Furthermore, both riders wanted to see a downhill renaissance in the Southeast. In a region where mountain biking had exploded in recent years, downhill riding has been conspicuously underplayed.
“The first year was just Neko and myself busting ass,” said Leader.
The duo sculpted trail inspired by the downhill courses they had competed on around the world. “Windrock is unique because we have the freedom to develop this place however we want,” says Lider.
The gnarly, steep terrain immediately attracted a following of dedicated competitors, World Cup stars like Walker Shaw, Dakota Norton, and Max Morgan.
“It gives me a place to train that is similar to the conditions we ride in Europe,” says Norton. “From the rider’s perspective it is everything we could ask for. I’ve built my entire career at that bike park and on that mountain.”
Rivalries and friendships abound as the Windrock has become a hamlet of downhill athletes. In the off-season, a slew of trailers arrive at Leader’s, where a nonstop routine of pumptrack riding, motocross, and downhilling begins.
“Three of the top 30 in the world practice at my place,” said Mulally. “They train on my mountain. I am happy about that.”
Logan Mulally says his big brother warmly embraces the extra competition that comes with the scene he’s cultivating.
“It’s brought all the riders up a level,” Logan said. “He’s bringing his friends with him. He’d rather see one of those guys win than some European.”
Aside from a training ground, Windrock is open to the public and also home to a Southeast Downhill Series and the Windrock Enduro. When Neko isn’t training he’ll jump into one of their old trucks and run shuttles. Embracing the bike park’s everyday chores and sharing in the stoke is a big part of Neko’s new-found zen, says Lider.
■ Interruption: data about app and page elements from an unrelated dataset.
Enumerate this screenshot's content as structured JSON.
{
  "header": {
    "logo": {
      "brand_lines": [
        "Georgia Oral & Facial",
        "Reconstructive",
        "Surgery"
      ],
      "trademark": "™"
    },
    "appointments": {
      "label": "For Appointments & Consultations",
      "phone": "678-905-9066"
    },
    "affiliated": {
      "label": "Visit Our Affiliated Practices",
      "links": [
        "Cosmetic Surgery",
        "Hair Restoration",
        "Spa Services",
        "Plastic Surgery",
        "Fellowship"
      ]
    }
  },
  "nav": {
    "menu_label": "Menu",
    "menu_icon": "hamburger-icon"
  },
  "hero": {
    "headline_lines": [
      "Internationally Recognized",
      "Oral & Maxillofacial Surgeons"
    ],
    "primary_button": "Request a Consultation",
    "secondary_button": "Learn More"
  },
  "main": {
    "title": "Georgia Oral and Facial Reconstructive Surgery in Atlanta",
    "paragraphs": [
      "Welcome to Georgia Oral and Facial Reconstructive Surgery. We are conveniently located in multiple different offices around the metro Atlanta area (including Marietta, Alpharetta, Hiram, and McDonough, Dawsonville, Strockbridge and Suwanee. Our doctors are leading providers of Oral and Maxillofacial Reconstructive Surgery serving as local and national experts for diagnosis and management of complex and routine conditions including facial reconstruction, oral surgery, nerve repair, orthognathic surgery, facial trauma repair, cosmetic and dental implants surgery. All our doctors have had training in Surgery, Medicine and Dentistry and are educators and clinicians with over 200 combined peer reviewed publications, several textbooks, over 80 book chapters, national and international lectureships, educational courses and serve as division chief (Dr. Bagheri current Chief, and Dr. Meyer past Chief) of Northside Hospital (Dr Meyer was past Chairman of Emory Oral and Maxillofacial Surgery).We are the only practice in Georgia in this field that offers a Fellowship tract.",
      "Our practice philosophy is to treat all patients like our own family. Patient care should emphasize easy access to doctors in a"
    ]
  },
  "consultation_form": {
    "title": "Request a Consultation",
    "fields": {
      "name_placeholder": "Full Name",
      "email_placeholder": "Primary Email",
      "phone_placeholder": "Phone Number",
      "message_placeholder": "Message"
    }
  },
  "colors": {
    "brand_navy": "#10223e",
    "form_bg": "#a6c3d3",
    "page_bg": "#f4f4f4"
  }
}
“He comes up here on his day off all the time. He likes just seeing the scene. He’s here because he loves it.”
Mulally and Leader say a growing number of novices and young riders now frequent the mountain, especially as they develop more trails. In Windrock downhill has taken hold.
“The younger kids who come are pretty good riders,” says Neko. “It’s cool to see they are products of our scene.”
As the starting gate buzzes, clicks, and parts open, Mulally smoothly glides out. He picks and flows his way down the chundery track, riding a razor’s edge of calculation and euphoric abandon.
“It was the Neko we’d seen in 2014: calm, relaxed, having a good time with his friends,” says Logan Mulally of that national championship run.
Mulally crosses the line with a time of 3:11:121, winning by only a half-second. Climbing the podium, the national champion is all smiles.
“He’s back with that desire,” said Norton. “This whole process of building this bike park has given him a sense of clarity about what he wants.”
“I am proud of all the guys that ride at our spot,” says Mulally. “We all ride together all the time. Sometimes I win. Sometimes they win. We do that all winter long.”